Oblivion divided opinion. Released in March to rapturous applause, it seemed as though Bethesda had driven Western RPG standards to new heights. Presented with a seemingly overwhelming array of choices, dwarfed by an enormous land to explore, besotted by lavish detail and beauty - Oblivion appeared to be the Goliath we'd been waiting for. Critics opened their arms and welcomed what they saw as the first of the truly next-generation games.
Yet it seems one person's selling points were another's drawbacks. Overwhelming choice was narrowed to dull repetition, vast lands became laborious obstacles, and beauty was criticised for her performance. Apathy soon crept in, attentions turned elsewhere. Could it be that this pinnacle of gaming lacked the depth to engage, was it guilty of having no soul?
Last Wednesday heralded the release of Bethesda's largest downloadable content addition to the game so far. Umaril, an ancient Ayleid Sorcerer-King, seeks vengeance upon the Gods who banished him to the planes of Oblivion thousands of years ago. For 800 Microsoft points you must heed the call to help, seeking out lost relics of the Divine Crusader to help you vanquish this otherworldly evil for eternity. Just a normal day in Tamriel, then.
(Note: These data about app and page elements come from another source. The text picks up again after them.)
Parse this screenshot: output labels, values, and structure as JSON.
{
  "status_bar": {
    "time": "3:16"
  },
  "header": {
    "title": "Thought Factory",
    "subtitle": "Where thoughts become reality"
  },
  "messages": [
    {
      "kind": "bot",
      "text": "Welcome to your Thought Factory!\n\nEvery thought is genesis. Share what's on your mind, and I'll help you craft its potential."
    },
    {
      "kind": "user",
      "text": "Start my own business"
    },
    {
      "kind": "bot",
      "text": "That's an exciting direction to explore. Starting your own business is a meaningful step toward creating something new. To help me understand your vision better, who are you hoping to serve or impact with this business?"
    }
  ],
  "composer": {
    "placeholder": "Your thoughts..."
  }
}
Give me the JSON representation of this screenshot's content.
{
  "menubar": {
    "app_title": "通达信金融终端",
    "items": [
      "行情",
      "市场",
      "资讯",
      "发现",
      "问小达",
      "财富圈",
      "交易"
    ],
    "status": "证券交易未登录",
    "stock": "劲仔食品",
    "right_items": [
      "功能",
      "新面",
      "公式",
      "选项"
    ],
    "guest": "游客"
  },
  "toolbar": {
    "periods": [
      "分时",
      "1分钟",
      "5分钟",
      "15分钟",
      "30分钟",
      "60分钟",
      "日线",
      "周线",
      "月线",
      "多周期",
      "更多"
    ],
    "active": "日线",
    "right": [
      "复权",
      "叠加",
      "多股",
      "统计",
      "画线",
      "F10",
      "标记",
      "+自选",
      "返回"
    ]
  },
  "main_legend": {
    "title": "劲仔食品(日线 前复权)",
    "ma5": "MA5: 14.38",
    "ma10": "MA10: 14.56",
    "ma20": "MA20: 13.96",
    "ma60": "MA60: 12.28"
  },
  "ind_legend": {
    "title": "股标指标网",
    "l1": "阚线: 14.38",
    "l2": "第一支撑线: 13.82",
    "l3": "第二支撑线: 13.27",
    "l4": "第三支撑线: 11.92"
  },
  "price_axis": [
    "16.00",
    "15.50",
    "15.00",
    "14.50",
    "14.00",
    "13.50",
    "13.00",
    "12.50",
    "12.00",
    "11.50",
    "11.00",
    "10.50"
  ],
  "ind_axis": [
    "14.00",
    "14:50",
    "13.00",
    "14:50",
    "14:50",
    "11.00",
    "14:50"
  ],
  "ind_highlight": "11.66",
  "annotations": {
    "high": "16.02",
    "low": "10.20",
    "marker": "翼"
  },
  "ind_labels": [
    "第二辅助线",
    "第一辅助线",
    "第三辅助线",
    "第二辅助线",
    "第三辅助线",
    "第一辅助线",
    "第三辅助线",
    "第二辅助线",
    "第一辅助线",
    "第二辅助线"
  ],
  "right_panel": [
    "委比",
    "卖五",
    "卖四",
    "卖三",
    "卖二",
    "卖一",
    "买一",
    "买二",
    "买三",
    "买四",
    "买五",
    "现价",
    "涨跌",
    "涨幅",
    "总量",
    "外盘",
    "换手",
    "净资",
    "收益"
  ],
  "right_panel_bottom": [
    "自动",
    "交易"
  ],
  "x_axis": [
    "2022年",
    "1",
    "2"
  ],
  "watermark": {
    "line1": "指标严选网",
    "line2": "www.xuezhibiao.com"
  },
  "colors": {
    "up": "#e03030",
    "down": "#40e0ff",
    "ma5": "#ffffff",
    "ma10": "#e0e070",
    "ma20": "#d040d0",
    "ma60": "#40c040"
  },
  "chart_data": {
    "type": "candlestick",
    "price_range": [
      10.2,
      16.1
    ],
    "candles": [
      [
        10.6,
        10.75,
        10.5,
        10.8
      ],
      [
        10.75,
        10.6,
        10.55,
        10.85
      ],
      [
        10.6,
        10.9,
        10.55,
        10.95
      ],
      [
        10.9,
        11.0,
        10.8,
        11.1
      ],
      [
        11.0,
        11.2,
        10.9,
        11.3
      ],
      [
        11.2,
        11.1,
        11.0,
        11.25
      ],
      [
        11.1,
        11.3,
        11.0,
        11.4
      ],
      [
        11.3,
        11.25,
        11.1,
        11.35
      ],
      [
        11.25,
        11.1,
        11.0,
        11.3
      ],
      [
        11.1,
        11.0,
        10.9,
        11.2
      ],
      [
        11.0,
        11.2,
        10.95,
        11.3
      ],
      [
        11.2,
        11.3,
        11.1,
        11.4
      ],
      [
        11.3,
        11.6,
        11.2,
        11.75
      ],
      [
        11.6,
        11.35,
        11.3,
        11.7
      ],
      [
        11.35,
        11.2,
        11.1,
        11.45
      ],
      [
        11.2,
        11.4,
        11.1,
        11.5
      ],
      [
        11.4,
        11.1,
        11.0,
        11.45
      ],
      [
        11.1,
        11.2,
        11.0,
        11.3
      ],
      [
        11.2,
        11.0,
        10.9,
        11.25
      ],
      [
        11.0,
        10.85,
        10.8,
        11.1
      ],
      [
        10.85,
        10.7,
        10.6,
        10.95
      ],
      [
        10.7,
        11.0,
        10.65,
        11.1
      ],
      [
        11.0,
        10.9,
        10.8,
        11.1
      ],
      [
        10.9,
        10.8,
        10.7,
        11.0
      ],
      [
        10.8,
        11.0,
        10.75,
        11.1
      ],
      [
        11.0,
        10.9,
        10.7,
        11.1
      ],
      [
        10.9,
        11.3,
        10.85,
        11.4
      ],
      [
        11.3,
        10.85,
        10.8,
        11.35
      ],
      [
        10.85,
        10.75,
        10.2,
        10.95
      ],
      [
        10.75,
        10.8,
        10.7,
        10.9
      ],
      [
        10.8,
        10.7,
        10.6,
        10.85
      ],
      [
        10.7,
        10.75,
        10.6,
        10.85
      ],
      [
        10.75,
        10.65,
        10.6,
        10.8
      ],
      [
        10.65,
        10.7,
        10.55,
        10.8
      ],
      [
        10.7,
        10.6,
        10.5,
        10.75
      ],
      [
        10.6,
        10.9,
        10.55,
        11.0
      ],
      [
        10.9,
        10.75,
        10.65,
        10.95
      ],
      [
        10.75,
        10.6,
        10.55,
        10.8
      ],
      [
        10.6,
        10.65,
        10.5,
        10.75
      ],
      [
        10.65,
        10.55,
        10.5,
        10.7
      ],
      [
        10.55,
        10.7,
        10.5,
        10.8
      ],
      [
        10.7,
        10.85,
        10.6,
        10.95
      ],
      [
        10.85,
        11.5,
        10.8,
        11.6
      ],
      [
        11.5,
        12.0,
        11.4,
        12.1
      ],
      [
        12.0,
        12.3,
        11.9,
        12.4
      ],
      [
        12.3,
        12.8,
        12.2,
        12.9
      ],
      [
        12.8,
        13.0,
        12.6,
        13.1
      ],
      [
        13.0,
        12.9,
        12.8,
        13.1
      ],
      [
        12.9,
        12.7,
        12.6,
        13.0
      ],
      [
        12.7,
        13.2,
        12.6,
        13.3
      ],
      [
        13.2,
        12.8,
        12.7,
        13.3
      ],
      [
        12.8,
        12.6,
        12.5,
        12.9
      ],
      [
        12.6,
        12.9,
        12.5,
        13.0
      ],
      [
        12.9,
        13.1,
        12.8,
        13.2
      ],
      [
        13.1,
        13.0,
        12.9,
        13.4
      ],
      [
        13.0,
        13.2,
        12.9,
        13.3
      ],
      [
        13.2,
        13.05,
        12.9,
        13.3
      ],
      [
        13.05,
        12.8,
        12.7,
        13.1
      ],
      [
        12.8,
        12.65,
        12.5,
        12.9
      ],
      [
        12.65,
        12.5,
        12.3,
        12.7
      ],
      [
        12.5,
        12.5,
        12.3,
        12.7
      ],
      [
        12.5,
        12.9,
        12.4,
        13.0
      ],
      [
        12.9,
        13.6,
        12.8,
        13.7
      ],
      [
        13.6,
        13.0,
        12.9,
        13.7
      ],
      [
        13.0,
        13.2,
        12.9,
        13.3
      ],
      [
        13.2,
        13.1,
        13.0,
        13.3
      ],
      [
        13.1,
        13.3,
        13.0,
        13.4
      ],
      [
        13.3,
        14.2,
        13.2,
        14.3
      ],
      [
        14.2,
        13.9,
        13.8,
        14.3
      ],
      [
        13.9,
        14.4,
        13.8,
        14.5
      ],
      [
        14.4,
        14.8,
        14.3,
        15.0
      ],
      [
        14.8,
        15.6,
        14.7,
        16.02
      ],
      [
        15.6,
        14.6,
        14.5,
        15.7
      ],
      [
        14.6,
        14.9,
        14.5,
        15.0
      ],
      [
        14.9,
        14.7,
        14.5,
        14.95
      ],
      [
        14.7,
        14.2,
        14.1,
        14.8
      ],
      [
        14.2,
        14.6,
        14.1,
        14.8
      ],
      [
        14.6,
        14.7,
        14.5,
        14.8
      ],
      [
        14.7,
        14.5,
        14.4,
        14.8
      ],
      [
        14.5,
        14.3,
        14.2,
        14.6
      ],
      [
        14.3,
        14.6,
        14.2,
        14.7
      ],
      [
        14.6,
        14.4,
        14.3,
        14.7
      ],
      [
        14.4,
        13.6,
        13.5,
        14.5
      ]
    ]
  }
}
Heeding the heroes' call takes you to the ransacked Anvil Chapel, or more precisely a babbling prophet lingering on the street nearby. This outspoken fellow tells you of the ancient evil encroaching upon the world, threatening the very gods themselves. It's instantly familiar territory as your path is laid before you: a hand-drawn map leading you to Wayshrines spread across Cyrodiil, a pilgrimage you must undertake to prove your faith to the holy-powers-that-be, The Nine. Your reward is a spiritual tête-à-tête with Divine Crusader Pelinal Whitestrake. The shoes he wore, you will quest to fill, as he directs you to the first piece of the holy armour that allowed him to battle the Ayleid Sorcerer-King many moons ago.
Unsurprisingly it's back into a ruin you're headed. Here you'll find your first piece of equipment, and a corpse of a Knight of the Nine whose ring you shall plunder. Attain these items, then travel to the newly located Priory of the Nine in search of the Cuirass, and the bulk of your quest begins. In order to attain this chest-piece, you must show that you are a champion worthy of great responsibility; you'll do this by fighting, one-by-one, the spirits of the fallen Knights of the Nine. The armour is yours once the test is complete, and so is the allegiance and cooperation of your bested foes. It's the knowledge they impart that will lead you to tests for the other pieces of the Divine Crusader's set, the armour you must be wearing if you wish to complete the quest line and defeat Umaril.
Filling Pelinal Whitestrake's boots is a task bestowed upon both experienced adventurers, and those new to the game. While newer players might struggle with scripted encounters, arguably the rewards will benefit them more. There's a new enemy type in the Aurorans. These heavily-armoured, lightning-casting, axe-wielding fellows carry out Umaril's wicked bidding: and being part of Oblivion's levelled-enemy clientèle means that they'll pack a punch whatever your level. Allies inspired by your bravery will soon be pledging themselves to your cause, helping you to rebuild the Priory of the Nine and resurrect the Holy order. As your progress down the Divine Crusader's path continues, an inevitable final confrontation builds momentum; will your Knights of Nine now proceed where they failed once before?
A large criticism of the original game was the lack of new content a player could encounter once they'd passed level twenty - a benchmark that's not even half of the total levels achievable. We, like others, have spent upwards of another twenty or more levels facing the same enemies and receiving the same loot from what felt like replicated quests. This new content is at its best when it differentiates itself from the slew of tasks already available throughout Oblivion. Rebuilding a holy order appeals to our Dan Brown side, and although your fellow Knights will spring up rather quickly and over zealously, it's nice to feel as though you have something of a supporting cast. You will, perhaps obviously, soon forget encounters with the levelled undead that pad out familiar ruins - much more memorable are the tests you'll face to earn new pieces of equipment. Why a concept plainly useful for prolonging content, like gathering unique armour sets that grant abilities or spells, wasn't used to great effect in the first place is beyond us.
Still, the Knights of the Nine addition is an entertaining distraction to the continuing debate on Oblivion. It features some nice touches, and it's promising to see Bethesda keen to nourish and support its hugely popular title. There isn't much to object to here, but in the larger picture it's just a drop in the ocean. While appealing most to fans of the game, it's they that should be most cautious. £6.80 won't break many people's banks (clearly PC owners are paying more but get all the downloadable content to date), but it would if you paid for every quest line in Oblivion. But if more of the same is what you're after, you can't really argue with what Bethesda's served up for its hardcore fans.